# WORK INSTRUCTION
Look below for the line containing "Enumerate this screenshot's"; write out that line and each one after it to the end, exactly, and nothing else.

# DATA FOR ANALYSIS
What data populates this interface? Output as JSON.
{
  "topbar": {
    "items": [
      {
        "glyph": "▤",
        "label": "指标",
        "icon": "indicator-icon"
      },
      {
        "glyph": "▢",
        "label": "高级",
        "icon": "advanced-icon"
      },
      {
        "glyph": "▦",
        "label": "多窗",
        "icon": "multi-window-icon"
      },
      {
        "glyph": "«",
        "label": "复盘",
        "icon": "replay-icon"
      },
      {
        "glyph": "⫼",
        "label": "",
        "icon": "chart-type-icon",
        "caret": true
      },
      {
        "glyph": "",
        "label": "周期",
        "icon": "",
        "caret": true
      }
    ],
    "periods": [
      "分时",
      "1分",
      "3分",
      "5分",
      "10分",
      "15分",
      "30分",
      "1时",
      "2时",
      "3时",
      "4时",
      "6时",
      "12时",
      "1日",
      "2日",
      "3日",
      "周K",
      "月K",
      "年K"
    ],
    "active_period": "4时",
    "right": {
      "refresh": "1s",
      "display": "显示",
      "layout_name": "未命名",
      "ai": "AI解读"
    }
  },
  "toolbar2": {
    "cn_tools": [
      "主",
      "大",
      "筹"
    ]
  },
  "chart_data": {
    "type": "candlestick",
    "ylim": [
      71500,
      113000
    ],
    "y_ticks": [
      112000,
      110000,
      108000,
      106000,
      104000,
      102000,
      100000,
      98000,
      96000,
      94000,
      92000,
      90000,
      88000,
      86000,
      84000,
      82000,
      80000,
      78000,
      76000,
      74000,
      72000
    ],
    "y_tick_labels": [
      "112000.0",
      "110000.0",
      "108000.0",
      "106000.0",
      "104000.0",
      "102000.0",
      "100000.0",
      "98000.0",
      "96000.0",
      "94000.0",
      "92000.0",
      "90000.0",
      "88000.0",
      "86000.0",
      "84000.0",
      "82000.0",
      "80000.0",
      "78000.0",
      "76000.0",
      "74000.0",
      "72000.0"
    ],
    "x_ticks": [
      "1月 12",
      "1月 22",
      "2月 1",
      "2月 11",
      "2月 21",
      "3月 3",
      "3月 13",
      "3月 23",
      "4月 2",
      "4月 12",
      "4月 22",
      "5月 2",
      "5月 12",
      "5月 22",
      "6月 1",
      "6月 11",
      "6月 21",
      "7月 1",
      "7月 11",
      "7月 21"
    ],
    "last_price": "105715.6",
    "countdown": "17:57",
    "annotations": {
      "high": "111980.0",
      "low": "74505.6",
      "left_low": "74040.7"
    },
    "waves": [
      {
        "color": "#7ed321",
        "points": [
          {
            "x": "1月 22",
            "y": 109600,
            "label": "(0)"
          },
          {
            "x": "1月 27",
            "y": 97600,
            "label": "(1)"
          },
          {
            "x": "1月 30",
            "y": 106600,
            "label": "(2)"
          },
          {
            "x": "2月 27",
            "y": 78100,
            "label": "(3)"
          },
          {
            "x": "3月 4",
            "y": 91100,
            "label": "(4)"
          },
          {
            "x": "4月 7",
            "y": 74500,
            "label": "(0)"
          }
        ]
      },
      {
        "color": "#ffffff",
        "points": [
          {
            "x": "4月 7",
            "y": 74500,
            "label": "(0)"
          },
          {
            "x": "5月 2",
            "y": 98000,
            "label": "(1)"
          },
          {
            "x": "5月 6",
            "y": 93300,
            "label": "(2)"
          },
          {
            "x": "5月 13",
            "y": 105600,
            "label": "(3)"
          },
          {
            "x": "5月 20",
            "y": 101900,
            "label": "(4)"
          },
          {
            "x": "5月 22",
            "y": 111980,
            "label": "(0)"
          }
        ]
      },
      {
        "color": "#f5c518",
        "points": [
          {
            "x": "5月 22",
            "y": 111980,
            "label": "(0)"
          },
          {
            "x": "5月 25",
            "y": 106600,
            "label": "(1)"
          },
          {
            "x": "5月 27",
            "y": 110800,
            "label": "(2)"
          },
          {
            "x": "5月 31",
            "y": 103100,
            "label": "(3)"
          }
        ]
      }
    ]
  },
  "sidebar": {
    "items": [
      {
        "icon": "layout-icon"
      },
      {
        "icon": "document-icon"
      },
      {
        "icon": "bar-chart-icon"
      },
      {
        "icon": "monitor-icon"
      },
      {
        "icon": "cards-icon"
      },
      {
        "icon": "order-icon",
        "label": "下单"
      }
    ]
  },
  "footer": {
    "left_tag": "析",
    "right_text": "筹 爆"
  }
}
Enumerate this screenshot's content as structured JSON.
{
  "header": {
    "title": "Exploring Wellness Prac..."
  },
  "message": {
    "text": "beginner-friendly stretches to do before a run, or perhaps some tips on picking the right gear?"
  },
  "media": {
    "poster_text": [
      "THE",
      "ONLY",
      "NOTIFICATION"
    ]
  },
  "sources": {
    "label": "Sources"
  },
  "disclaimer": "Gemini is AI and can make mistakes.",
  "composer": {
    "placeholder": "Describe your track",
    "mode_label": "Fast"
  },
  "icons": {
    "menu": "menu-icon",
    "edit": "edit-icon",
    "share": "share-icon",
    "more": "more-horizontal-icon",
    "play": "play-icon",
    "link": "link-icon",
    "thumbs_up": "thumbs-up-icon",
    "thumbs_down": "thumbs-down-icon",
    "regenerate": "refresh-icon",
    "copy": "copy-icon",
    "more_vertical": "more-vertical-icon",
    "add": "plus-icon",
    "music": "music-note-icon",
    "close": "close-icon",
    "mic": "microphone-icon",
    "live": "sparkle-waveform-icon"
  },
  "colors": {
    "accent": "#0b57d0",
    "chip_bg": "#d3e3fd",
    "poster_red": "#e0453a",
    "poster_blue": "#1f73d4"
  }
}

# ANSWER TO THE PROBLEM
Enumerate this screenshot's content as structured JSON.
{
  "header": {
    "title": "Exploring Wellness Prac..."
  },
  "message": {
    "text": "beginner-friendly stretches to do before a run, or perhaps some tips on picking the right gear?"
  },
  "media": {
    "poster_text": [
      "THE",
      "ONLY",
      "NOTIFICATION"
    ]
  },
  "sources": {
    "label": "Sources"
  },
  "disclaimer": "Gemini is AI and can make mistakes.",
  "composer": {
    "placeholder": "Describe your track",
    "mode_label": "Fast"
  },
  "icons": {
    "menu": "menu-icon",
    "edit": "edit-icon",
    "share": "share-icon",
    "more": "more-horizontal-icon",
    "play": "play-icon",
    "link": "link-icon",
    "thumbs_up": "thumbs-up-icon",
    "thumbs_down": "thumbs-down-icon",
    "regenerate": "refresh-icon",
    "copy": "copy-icon",
    "more_vertical": "more-vertical-icon",
    "add": "plus-icon",
    "music": "music-note-icon",
    "close": "close-icon",
    "mic": "microphone-icon",
    "live": "sparkle-waveform-icon"
  },
  "colors": {
    "accent": "#0b57d0",
    "chip_bg": "#d3e3fd",
    "poster_red": "#e0453a",
    "poster_blue": "#1f73d4"
  }
}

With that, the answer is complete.